Step 2: Create a Data Management Plan (DMP)
A Data Management Plan (DMP) is a project deliverable and the initial version is due at the 6 month mark. This is not a fixed document and should be updated as the project progresses. A DMP is not part of the proposal evaluation but you can include details of research data management (RDM) under the ‘Impact’ criterion, for example, what standards will be used, how data will be shared and how data will be curated and preserved.
Your DMP should describe the data your research will generate, how you will ensure its curation, preservation and sustainability, what parts of that data will be open and how you plan to achieve this. One DMP should be prepared to cover all datasets, you do not need multiple DMPs.The Commission provides a template based on the FAIR data principles but you don't have to use their template. The FAIR data principles state that data should be findable, accessible, interoperable and re-usable.

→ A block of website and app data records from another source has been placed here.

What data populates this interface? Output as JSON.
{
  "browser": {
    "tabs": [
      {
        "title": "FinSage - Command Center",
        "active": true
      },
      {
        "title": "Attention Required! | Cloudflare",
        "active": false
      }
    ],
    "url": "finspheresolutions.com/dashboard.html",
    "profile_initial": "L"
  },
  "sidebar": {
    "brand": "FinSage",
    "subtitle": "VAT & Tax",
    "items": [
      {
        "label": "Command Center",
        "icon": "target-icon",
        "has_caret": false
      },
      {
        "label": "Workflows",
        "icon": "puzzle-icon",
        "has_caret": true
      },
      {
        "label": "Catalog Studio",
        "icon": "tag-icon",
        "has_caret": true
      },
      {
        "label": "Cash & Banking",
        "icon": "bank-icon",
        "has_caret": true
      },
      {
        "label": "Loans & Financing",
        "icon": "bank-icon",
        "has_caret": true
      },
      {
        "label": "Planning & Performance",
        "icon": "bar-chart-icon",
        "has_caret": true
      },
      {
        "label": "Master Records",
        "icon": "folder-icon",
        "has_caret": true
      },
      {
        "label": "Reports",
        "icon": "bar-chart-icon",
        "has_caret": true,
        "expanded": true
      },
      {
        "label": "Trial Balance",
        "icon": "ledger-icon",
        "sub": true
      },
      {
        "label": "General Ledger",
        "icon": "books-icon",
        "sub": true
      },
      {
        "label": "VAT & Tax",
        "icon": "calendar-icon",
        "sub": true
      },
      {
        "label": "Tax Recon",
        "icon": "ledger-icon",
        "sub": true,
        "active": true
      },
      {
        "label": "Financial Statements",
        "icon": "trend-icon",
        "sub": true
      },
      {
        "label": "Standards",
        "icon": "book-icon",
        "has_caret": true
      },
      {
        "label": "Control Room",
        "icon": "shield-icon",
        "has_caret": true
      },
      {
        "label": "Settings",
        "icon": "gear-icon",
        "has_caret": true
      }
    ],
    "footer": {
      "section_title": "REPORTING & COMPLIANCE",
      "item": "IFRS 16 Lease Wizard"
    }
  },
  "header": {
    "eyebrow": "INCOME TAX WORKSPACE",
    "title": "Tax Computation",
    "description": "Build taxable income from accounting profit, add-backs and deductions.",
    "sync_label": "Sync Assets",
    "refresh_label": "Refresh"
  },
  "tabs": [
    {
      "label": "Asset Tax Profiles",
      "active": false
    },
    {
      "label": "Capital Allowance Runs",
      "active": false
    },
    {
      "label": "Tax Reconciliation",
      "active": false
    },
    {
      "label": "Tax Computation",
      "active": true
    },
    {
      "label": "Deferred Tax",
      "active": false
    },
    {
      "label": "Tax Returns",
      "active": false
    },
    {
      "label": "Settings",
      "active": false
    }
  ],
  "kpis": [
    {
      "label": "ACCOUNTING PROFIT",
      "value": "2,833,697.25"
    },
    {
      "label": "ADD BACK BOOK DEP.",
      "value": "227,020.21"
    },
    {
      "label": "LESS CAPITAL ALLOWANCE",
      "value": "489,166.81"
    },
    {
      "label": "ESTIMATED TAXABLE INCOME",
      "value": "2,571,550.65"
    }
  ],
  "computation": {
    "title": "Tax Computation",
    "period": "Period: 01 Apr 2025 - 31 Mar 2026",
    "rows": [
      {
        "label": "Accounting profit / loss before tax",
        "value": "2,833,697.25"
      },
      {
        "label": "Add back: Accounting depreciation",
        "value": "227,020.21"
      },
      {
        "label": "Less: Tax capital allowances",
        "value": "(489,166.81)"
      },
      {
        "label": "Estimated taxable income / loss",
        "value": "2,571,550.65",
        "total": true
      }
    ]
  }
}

Step 3: Making data open
Research data must be deposited, preferably in a research data repository. You can use the Registry of Research Data Repositories (re3data.org) to help find a suitable discipline specific repository. If no discipline specific repository exists consider using Zenodo. THis is a collaboration between OpenAIRE and CERN and allows researchers to deposit both publications and data and create links between them.
Metadata describing the data and contextual information about the data should also be provided, ensuring that the data can be reused.
An appropriate license should also be applied to the data. Because the data should be open the Commission's policies point towards using Creative Commons Licenses CC-BY or CC-0, for example.
It is possible to opt out of sharing your research data at any point during the project. However, you will have to provide justification for doing so.
It is possible to opt out under the following criteria:
- data are commercially sensitive
- data are confidential (in connection with security issues)
- sharing would break data protection regulations
- participation would mean that the project's main aim might not be achieved
- the project will not generate / collect any research data
- other legitimate reasons
Open Research Data in Horizon 2020
Open Access Requirements in Horizon 2020
For more information about Horizon 2020 Open Access Requirements for publications please see our guide below: